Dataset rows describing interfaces
>>

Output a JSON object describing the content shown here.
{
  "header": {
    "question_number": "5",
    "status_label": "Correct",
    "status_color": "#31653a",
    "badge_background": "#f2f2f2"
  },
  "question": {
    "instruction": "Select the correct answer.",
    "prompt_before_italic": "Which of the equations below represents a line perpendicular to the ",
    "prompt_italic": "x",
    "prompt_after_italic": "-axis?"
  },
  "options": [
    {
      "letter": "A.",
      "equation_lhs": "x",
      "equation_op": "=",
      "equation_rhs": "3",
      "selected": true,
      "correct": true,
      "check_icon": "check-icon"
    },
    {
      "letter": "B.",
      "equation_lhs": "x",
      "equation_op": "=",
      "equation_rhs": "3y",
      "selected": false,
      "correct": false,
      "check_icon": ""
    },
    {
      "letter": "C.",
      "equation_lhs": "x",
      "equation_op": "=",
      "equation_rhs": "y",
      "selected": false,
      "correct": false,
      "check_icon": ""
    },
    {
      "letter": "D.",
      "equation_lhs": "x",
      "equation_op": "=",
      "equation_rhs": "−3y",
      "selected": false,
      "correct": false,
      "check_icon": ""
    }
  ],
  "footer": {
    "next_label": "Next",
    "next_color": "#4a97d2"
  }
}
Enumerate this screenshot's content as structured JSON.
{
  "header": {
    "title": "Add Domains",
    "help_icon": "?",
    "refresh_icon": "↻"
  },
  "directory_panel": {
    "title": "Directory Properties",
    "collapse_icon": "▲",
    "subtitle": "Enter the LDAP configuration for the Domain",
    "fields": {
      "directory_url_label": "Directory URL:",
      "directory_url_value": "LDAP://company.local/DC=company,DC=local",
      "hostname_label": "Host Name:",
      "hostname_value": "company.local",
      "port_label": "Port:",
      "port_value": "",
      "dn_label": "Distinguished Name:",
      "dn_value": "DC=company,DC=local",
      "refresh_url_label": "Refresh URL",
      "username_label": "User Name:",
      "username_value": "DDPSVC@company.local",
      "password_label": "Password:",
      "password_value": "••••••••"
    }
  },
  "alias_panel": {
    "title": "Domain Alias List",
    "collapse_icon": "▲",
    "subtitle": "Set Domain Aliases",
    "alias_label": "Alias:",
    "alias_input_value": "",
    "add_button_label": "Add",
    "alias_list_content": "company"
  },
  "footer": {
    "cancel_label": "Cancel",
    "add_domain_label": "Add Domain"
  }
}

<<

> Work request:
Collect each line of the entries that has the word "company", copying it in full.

> Response area:
      "directory_url_value": "LDAP://company.local/DC=company,DC=local",
      "hostname_value": "company.local",
      "dn_value": "DC=company,DC=local",
      "username_value": "DDPSVC@company.local",
    "alias_list_content": "company"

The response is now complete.